• ethnicity;
  • pain;
  • population survey;
  • race;
  • the United States

ABSTRACT Objectives: To investigate differences in reported pain and pain treatment utilization (use of over-the-counter and prescription pain medications, seeing a pain specialist, and use of complementary and alternative medicine) among minorities and nonminorities in the general population.

Design: Secondary analysis of a national probability survey conducted by the CBS News/New York Times in January 2003.

Sample: Adult population in the United States, 18 years or older, having a telephone line at home.

Measurements: The survey asked respondents a series of questions about demographics, pain characteristics, and utilization of pain treatment; logistic regression was used to identify variables predicting reported utilization of pain treatment.

Results: Of the 902 respondents completing the survey, 676 (75%) reported experiencing “any type of pain.” Of these, 17% reported being diagnosed with chronic pain. Minorities reported a higher average daily pain than Whites (4.75 vs. 3.72; p<.001). However, race/ethnicity did not explain utilization of pain treatment; income, education, age, gender, and pain levels explained more variability in different pain treatment utilization variables than race/ethnicity.

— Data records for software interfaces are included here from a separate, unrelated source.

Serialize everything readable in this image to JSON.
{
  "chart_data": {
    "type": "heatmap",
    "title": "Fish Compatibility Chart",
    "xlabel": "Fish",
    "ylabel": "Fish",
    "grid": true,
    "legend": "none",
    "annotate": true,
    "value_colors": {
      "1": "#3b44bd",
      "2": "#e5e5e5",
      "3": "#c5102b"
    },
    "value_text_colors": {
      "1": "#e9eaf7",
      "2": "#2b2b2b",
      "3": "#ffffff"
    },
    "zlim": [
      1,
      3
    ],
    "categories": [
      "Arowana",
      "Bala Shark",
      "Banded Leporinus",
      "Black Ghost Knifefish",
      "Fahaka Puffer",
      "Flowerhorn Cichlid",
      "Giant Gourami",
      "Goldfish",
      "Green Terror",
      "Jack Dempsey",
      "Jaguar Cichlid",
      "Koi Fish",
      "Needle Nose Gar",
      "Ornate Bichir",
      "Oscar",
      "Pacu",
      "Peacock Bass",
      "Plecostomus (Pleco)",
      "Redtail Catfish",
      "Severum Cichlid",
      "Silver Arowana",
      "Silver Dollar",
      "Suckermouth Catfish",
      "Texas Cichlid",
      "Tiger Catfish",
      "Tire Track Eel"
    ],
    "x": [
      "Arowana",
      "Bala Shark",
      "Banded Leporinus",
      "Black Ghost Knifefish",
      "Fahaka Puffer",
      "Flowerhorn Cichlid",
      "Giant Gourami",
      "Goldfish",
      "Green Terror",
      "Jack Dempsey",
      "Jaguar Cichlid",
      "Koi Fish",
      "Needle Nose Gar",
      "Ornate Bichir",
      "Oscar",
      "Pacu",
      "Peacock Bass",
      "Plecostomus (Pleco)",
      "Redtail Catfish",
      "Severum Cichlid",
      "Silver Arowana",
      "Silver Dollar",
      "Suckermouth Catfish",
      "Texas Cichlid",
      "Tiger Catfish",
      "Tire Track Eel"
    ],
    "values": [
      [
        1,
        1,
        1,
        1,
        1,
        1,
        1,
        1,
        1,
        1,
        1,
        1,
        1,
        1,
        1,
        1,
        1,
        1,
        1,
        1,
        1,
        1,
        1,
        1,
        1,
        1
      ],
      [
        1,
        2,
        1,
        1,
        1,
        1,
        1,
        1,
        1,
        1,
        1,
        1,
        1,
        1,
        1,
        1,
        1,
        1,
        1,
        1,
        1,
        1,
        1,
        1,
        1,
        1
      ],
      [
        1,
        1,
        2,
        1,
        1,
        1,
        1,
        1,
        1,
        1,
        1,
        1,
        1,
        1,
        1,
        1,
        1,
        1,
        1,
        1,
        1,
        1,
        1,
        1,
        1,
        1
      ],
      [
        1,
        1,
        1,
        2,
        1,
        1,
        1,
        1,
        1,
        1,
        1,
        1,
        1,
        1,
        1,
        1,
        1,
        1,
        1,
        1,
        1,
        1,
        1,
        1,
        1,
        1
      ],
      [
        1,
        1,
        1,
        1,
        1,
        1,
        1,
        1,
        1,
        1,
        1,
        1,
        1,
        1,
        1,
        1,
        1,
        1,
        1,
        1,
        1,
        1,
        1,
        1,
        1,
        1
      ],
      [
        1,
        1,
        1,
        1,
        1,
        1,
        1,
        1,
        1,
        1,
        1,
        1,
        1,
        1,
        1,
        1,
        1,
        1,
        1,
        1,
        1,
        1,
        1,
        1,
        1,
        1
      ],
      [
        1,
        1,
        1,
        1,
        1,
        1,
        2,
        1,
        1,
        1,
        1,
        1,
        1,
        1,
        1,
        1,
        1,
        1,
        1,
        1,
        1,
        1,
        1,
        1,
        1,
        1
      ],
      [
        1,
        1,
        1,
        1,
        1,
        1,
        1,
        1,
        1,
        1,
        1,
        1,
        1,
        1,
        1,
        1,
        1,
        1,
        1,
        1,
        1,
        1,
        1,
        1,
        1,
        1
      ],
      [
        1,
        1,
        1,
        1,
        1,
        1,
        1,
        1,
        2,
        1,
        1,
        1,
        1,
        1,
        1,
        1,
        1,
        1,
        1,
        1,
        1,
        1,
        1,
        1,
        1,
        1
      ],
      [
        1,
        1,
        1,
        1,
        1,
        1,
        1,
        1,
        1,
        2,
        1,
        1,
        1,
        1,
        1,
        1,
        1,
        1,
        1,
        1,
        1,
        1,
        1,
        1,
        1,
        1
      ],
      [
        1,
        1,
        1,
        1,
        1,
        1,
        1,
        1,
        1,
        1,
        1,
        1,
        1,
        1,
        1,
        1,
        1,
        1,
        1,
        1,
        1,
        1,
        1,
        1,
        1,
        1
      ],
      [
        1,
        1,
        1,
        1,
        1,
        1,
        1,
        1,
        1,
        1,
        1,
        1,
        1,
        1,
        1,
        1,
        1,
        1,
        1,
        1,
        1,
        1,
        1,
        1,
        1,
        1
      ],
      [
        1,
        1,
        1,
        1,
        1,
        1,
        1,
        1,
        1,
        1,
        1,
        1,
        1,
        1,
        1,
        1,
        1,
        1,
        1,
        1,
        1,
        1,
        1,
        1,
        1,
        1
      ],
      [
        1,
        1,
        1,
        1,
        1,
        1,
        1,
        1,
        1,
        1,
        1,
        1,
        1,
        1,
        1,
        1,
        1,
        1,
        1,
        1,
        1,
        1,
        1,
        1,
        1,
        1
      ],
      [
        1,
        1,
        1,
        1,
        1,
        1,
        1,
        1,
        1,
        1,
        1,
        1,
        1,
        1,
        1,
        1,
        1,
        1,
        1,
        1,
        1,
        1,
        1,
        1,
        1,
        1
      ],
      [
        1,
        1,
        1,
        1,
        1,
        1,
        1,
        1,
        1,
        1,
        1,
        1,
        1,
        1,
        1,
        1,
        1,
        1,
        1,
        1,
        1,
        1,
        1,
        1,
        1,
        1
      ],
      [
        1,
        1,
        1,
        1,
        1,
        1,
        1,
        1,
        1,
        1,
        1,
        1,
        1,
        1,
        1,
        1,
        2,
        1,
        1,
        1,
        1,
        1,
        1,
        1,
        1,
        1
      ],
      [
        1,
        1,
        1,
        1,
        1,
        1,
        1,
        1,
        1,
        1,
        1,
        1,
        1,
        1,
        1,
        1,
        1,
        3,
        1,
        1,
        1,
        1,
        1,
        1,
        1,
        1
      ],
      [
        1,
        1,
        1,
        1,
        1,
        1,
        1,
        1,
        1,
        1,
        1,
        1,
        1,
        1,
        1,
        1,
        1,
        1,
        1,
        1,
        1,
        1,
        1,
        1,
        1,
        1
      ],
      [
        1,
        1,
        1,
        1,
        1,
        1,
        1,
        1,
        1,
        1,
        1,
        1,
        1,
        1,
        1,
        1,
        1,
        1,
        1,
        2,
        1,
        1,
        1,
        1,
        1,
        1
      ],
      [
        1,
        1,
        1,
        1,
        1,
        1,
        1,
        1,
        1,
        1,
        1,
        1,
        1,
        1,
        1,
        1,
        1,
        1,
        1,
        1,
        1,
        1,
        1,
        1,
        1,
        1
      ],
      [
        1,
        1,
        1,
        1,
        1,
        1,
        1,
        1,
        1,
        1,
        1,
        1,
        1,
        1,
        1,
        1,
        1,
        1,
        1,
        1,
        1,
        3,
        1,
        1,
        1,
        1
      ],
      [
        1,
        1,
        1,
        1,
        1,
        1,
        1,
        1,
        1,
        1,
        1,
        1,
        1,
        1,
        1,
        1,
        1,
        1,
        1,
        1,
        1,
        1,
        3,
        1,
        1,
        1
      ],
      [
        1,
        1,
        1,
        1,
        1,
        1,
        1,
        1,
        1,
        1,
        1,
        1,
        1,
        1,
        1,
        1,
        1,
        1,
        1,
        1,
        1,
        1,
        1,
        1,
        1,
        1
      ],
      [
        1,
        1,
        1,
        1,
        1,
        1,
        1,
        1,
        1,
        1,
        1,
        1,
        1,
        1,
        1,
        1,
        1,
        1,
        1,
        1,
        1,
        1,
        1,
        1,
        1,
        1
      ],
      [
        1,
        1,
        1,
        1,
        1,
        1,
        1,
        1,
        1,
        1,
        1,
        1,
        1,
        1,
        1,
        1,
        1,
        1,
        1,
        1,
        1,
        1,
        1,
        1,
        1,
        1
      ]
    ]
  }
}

Conclusions: Although minorities report higher pain levels than Whites, race/ethnicity does not explain utilization of treatment for pain. Future studies should consider more nuanced examination of interactions among race/ethnicity, pain, and socioeconomic variables.